KANSAS CITY, Kan. -- People who live in the Argentine neighborhood in Kansas City, Kansas, say they are thankful the Unified Government is reviewing their flooding cases.
Leaders are investigating the possibility that the damage from the floods may not have been just an act of God. Residents whose homes were destroyed by the flooding say the city needs to be held responsible for the lack of drainage in the area.
“It was either tear everything out after already replacing everything multiple times, which financially I just couldn’t do, or move,” said Tim Curry, a KCK resident.
Curry moved into his new home in KCK after his home flooded four times in the Argentine neighborhood and black mold took over his basement.
“The fact that we were walking around in three, four feet of water, waist deep, stomach deep, flooding our vehicles, getting into our homes, four times in a month? Something wasn’t right there,” added Curry.
Ann Brandau-Murguia, the Unified Government 3rd District Commissioner, asked to be on the agenda of the local neighborhood meeting and met with residents earlier this week.
“I felt like they needed to have some sort of personal response from their elected officials,” Brandau-Murguia said.
She met with the County Administrator and the Public Works Director before that regarding the area near 24th and Strong Avenue.
“They contend that the flooding was primarily a result of a lot of rain happening at one time, in a very short period of time, they also have informed me that the Unified Government failed to open the flood gate that drains the water into the river,” Brandau-Murguia added. “I did ask them if the level of the river was at concerning levels, that they would want to keep the gates closed, and they said no, the level of the river was not at a critical height that required the gates to be closed, or remain closed.”
The county administrator, Doug Bach, said if there’s something they need to take responsibility for, they will, but said there are a lot of factors that determine their decisions.
“You can’t just have a preset — once it hits this level we open the gates, there’s a lot of factors in that,” said Bach.
Curry lived in the lower area of Argentine.
“There has to be a solution to fix what’s happening, for it to flood four times in one month, we knew there was something down there that wasn’t right,” Curry said.
“There are many factors that affected that, one — there are not enough storm sewer inlets in that area to absorb that amount of rain water that quickly,” added Brandau-Murguia, “The second problem is there is an ongoing investigation if whether or not the tree removal done at 42nd and Swartz may have clogged up the drainage system at 42nd and Swartz, and how that impacted the water in that lower area.”

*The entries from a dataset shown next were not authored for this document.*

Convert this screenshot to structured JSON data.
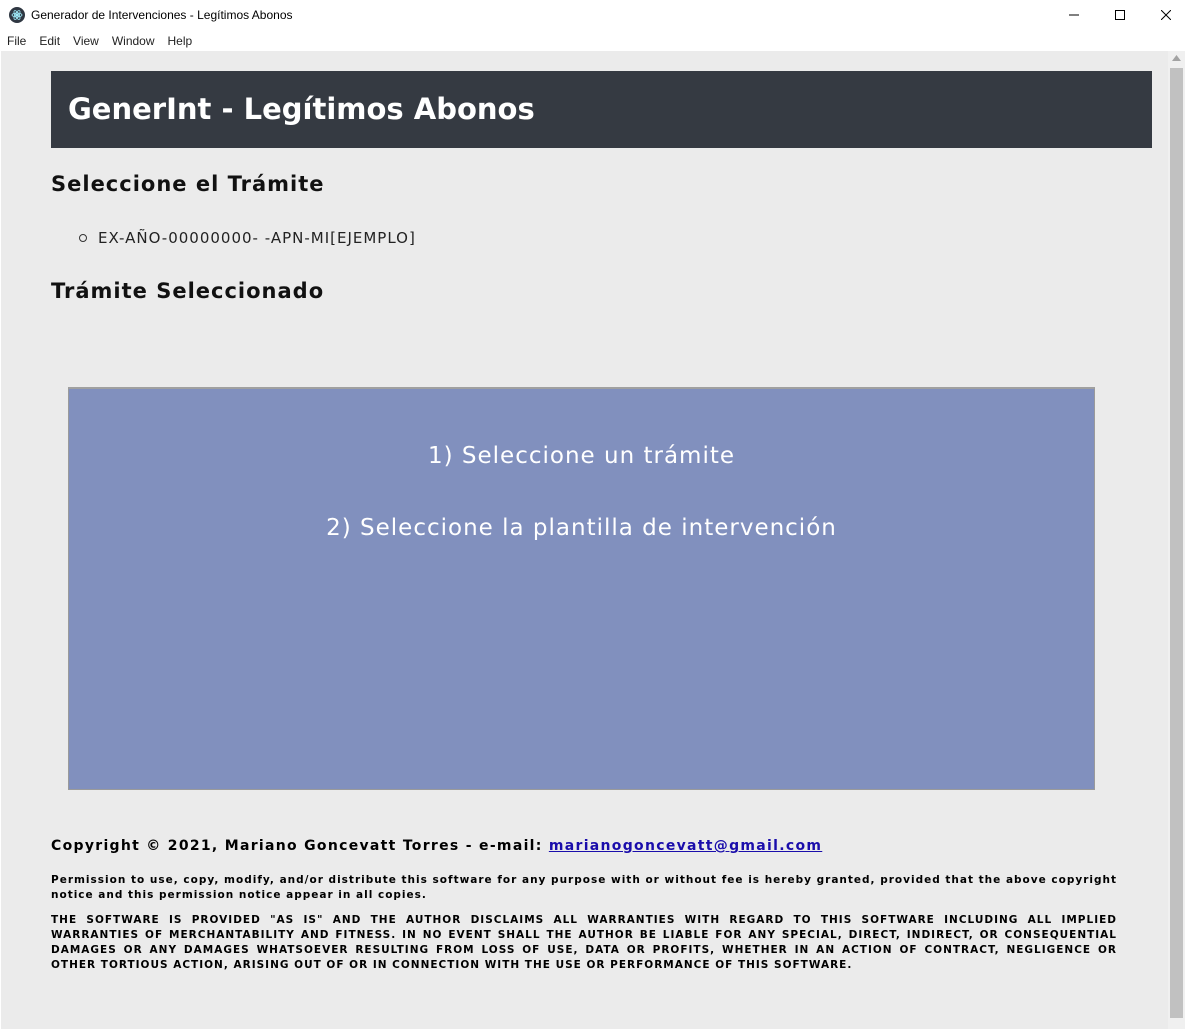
{
  "window": {
    "title": "Generador de Intervenciones - Legítimos Abonos",
    "controls": [
      "minimize-icon",
      "maximize-icon",
      "close-icon"
    ]
  },
  "menu": [
    "File",
    "Edit",
    "View",
    "Window",
    "Help"
  ],
  "header": {
    "title": "GenerInt - Legítimos Abonos"
  },
  "select_section": {
    "title": "Seleccione el Trámite",
    "items": [
      "EX-AÑO-00000000- -APN-MI[EJEMPLO]"
    ]
  },
  "selected_section": {
    "title": "Trámite Seleccionado"
  },
  "panel": {
    "line1": "1) Seleccione un trámite",
    "line2": "2) Seleccione la plantilla de intervención",
    "background": "#8190be"
  },
  "footer": {
    "copyright_prefix": "Copyright © 2021, Mariano Goncevatt Torres - e-mail:",
    "email": "marianogoncevatt@gmail.com",
    "permission": "Permission to use, copy, modify, and/or distribute this software for any purpose with or without fee is hereby granted, provided that the above copyright notice and this permission notice appear in all copies.",
    "disclaimer": "THE SOFTWARE IS PROVIDED \"AS IS\" AND THE AUTHOR DISCLAIMS ALL WARRANTIES WITH REGARD TO THIS SOFTWARE INCLUDING ALL IMPLIED WARRANTIES OF MERCHANTABILITY AND FITNESS. IN NO EVENT SHALL THE AUTHOR BE LIABLE FOR ANY SPECIAL, DIRECT, INDIRECT, OR CONSEQUENTIAL DAMAGES OR ANY DAMAGES WHATSOEVER RESULTING FROM LOSS OF USE, DATA OR PROFITS, WHETHER IN AN ACTION OF CONTRACT, NEGLIGENCE OR OTHER TORTIOUS ACTION, ARISING OUT OF OR IN CONNECTION WITH THE USE OR PERFORMANCE OF THIS SOFTWARE."
  },
  "colors": {
    "header_bg": "#353a42",
    "content_bg": "#ebebeb",
    "link": "#1a0dab"
  }
}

“We went back into some of the other areas and talked to some of the residents and found out what happened in each situation, so there may be one or two houses in one area that may be impacted by runoff that’s coming into their area, and that may have caused flooding there, or it may have been something on their own property, and that’s what we need to go through and make that assessment,” Bach said.
Curry wants to be reimbursed for all the damage, and wants the problem fixed for those who can’t move like he did.
“You could say that there could be some fault on the Unified Government, which they will evaluate on a claim by claim basis,” Brandau-Murguia said. “That doesn’t mean they will accept responsibility for everybody that experienced damage during that flood, but at least they’re willing to investigate, meet with the residents, and see if there’s some responsibility on their part.”
The Unified Government is holding an educational event about the flooding on October 5th. It is open to the public, and will be held at the police south patrol station in the Argentine area from 5:30-7:30 pm.